“Everything that was said at this meeting, I thought, Yes, yes, yes. It’s all about continuous quality improvement. It’s all about building relationships and supporting children individually.”

“It’s all about supporting children early on so they have access to resources and access to high-quality education, and the ability to form positive relationships that help children gain the trust and confidence they need to explore their world with support and guidance.”

In addition, “Early interventions and the proper support for each child’s individual needs are extremely important and have a great impact on children’s continuous growth and development, which has a big impact on their future.”

“We have to make sure these programs are affordable to all children and all families no matter how much money they make — and especially for families who are struggling.”

Trick says policymakers should also know how important it is to provide young children with the services they need, and how early educators can play a key role in connecting families to these services and improving children’s lifetime outcomes.

“We need early educators to be paid well and make an honest living and be proud of what they do, instead of struggling to pay the rent,” she adds. “I want policy makers to know how much time and dedication goes into this work. Inside and outside the classroom. It is crucial for educators to feel valued and compensated for the incredibly important work they do.”

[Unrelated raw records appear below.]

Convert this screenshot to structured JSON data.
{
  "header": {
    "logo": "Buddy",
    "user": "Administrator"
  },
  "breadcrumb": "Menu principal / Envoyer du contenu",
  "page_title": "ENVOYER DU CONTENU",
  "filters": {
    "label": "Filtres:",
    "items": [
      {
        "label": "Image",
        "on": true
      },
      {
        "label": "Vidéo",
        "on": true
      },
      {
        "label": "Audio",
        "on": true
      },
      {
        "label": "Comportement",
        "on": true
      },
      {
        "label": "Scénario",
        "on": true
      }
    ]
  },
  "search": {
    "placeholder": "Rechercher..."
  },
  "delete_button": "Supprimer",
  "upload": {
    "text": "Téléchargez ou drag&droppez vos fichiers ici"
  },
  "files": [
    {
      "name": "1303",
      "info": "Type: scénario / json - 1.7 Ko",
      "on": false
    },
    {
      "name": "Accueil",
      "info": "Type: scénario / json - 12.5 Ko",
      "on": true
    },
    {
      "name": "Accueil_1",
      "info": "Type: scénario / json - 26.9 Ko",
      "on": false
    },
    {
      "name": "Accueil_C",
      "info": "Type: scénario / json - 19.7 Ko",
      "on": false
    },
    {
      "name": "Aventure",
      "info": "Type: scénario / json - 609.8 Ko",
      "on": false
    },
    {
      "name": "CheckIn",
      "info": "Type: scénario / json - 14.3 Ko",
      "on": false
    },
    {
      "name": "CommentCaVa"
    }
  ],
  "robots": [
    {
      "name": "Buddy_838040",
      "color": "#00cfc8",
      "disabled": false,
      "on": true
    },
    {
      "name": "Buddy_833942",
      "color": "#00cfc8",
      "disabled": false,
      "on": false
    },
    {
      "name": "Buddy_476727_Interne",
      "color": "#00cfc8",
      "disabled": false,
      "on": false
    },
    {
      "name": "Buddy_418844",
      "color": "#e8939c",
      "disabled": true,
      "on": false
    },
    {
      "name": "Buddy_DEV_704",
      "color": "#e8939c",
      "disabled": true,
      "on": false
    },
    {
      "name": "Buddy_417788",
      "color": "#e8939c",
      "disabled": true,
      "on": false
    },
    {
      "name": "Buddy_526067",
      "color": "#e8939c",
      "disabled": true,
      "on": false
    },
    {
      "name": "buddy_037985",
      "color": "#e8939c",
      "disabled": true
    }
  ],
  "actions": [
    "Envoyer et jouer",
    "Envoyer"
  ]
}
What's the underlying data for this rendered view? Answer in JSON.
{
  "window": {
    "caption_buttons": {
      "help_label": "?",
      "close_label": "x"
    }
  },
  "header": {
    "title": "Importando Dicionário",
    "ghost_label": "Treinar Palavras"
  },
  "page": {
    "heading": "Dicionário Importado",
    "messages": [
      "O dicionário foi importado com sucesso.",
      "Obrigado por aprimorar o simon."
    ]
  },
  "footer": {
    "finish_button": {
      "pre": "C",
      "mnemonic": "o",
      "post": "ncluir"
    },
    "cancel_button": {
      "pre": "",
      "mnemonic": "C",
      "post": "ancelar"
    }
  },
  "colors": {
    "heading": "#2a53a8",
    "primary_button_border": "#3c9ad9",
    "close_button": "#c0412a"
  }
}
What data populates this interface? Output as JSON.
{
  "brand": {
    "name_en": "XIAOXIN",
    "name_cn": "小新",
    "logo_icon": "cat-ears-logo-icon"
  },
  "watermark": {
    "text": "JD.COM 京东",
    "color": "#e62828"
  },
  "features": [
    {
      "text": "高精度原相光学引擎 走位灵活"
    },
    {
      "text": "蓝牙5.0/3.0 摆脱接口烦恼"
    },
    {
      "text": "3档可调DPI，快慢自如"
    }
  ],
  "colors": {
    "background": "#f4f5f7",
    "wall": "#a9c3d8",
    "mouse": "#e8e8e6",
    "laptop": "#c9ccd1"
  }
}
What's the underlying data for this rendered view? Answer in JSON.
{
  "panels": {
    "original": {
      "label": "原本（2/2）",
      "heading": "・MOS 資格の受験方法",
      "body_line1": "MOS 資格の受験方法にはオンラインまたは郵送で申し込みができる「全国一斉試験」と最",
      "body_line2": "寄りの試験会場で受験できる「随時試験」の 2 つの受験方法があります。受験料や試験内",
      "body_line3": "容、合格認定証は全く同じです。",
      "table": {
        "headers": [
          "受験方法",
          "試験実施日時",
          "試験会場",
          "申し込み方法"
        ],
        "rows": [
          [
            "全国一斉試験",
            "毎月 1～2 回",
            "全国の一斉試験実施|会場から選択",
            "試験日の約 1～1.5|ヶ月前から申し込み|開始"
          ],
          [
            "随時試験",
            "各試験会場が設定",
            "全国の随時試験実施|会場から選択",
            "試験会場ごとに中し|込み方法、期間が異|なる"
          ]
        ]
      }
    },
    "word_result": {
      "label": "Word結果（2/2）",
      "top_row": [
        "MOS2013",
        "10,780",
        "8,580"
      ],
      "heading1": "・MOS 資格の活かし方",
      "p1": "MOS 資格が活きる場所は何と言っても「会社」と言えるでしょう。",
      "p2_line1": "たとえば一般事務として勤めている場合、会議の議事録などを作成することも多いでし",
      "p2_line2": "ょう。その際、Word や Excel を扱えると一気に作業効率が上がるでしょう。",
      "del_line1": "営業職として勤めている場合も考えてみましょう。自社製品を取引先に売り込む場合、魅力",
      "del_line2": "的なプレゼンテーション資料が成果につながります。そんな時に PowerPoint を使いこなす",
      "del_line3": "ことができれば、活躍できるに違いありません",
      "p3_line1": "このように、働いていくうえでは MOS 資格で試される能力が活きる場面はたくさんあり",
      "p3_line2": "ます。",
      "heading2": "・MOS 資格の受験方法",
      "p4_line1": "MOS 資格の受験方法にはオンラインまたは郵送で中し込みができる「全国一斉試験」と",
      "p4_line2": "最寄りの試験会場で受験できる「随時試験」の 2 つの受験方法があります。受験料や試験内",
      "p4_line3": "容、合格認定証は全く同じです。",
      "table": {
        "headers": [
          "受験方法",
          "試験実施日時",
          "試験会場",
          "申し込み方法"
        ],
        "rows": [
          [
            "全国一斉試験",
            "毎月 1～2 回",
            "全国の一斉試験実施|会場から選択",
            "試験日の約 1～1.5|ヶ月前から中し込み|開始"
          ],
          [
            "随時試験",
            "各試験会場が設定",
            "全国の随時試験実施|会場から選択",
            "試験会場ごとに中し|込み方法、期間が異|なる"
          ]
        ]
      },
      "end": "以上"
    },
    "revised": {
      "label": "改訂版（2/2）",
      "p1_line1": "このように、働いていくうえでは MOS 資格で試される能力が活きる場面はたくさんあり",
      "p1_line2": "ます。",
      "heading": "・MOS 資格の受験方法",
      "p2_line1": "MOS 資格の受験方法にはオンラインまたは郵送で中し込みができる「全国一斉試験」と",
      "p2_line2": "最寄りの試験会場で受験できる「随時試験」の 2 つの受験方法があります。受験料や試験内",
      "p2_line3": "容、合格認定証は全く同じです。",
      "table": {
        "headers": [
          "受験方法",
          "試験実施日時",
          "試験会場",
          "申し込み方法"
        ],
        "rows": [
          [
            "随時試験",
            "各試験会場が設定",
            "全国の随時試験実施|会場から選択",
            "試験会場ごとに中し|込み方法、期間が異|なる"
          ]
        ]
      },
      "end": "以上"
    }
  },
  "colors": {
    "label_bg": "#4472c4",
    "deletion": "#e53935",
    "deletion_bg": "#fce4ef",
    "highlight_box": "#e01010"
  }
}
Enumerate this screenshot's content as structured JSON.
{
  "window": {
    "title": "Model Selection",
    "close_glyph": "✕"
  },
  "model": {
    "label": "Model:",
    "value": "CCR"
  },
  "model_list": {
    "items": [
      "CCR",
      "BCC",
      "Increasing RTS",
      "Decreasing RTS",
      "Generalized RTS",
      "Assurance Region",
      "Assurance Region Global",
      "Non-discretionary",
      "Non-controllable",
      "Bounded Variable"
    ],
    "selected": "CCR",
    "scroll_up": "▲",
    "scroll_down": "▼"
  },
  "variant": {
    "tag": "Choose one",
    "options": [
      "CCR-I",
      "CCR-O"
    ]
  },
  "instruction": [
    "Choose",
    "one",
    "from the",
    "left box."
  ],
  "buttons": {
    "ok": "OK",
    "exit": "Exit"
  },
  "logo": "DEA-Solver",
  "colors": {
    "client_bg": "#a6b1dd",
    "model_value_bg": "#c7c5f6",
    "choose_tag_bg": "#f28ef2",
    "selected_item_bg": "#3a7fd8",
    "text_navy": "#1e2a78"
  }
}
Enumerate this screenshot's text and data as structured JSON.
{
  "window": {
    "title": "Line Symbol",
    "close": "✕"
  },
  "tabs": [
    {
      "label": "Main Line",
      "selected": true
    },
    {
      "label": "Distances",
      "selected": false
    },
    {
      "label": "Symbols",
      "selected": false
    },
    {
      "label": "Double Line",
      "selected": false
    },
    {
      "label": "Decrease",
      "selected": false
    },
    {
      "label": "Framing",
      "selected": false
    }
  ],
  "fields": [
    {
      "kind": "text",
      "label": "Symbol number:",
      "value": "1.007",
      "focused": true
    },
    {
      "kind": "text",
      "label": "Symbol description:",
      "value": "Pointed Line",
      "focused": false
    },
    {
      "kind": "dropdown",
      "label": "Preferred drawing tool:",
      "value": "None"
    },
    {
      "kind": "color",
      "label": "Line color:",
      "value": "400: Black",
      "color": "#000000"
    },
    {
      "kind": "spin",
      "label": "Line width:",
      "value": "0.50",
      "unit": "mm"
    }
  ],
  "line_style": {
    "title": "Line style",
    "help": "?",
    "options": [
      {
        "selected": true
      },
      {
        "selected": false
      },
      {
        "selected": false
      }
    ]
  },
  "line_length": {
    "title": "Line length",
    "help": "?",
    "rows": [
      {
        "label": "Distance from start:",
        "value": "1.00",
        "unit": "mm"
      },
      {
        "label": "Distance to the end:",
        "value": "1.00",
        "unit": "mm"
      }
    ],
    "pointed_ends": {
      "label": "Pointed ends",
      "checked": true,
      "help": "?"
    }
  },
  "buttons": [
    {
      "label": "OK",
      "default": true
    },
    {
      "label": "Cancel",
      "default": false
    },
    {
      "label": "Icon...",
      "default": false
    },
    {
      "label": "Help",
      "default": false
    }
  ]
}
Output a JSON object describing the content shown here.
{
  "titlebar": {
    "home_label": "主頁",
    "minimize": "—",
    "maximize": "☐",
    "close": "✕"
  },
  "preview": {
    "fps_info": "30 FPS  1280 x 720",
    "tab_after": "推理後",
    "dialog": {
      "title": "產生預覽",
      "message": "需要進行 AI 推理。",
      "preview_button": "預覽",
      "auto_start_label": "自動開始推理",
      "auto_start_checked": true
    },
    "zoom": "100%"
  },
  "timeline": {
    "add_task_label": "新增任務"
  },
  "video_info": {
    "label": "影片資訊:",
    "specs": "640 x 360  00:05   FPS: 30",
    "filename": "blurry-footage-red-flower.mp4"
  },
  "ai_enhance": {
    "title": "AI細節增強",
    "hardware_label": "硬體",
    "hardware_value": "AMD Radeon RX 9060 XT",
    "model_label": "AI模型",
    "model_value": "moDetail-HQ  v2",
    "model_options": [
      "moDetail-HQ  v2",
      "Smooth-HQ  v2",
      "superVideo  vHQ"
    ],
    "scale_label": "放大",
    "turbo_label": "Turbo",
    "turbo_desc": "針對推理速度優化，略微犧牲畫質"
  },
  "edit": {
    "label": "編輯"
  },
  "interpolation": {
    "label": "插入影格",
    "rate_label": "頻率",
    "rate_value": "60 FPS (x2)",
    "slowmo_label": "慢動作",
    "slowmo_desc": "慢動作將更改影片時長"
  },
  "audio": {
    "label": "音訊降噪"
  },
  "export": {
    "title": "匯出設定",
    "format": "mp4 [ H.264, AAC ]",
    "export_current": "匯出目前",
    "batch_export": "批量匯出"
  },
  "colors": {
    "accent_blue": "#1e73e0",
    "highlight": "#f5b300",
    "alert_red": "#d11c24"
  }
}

For Trick, there’s also the matter of pride. Having felt looked down on by people who asked about her career, Oh are you still doing that? she is determined to win respect for early educators.

“I want everyone to know what an important role we have. When I meet educators who say, I love working with babies or I love working with toddlers, I praise them because it takes a special person to have the drive to do that work. And I always tell them they’re making such a difference, and they should be so proud of what they do and know they can make a positive impact on a child’s whole life by supporting children’s growth and development in these early years.”